== Exercise aim ==
Only the lines with the string "title" are needed; return each of them from the entries below.

--- Extracted entries Enclosed Below ---

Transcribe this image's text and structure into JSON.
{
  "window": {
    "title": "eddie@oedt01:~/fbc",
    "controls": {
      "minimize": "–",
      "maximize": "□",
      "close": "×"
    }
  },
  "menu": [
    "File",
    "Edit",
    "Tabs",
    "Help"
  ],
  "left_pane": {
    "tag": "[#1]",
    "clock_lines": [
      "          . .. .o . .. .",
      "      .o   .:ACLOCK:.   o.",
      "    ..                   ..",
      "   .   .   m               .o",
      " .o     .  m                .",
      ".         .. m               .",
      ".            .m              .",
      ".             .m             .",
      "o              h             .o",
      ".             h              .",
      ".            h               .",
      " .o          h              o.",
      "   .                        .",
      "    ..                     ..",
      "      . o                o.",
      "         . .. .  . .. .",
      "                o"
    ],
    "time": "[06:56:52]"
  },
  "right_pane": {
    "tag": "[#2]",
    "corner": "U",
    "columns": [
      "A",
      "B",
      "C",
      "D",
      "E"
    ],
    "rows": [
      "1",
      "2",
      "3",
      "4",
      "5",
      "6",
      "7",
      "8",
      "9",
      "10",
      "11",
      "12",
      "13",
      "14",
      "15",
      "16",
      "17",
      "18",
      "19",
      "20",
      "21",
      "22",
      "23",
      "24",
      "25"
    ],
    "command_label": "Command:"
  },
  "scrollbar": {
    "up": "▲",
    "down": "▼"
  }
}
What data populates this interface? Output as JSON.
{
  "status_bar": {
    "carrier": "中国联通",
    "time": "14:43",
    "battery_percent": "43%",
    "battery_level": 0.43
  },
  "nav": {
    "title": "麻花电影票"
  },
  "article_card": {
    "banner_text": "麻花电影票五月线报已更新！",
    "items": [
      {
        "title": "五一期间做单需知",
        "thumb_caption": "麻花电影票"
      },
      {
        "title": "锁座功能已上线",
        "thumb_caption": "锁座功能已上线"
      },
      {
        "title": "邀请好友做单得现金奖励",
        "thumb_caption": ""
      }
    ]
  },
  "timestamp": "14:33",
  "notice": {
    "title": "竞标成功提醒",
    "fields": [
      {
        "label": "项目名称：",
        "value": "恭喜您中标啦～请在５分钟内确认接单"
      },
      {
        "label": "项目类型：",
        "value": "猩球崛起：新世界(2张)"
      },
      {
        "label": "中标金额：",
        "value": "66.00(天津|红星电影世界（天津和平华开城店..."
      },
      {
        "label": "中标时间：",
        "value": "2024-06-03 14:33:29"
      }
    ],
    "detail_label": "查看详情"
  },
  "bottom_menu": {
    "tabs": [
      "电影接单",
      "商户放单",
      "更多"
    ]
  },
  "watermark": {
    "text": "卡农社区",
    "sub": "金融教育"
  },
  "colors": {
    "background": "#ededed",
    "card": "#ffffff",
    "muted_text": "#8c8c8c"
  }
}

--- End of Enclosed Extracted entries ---

== Output ==
    "title": "eddie@oedt01:~/fbc",
    "title": "麻花电影票"
        "title": "五一期间做单需知",
        "title": "锁座功能已上线",
        "title": "邀请好友做单得现金奖励",
    "title": "竞标成功提醒",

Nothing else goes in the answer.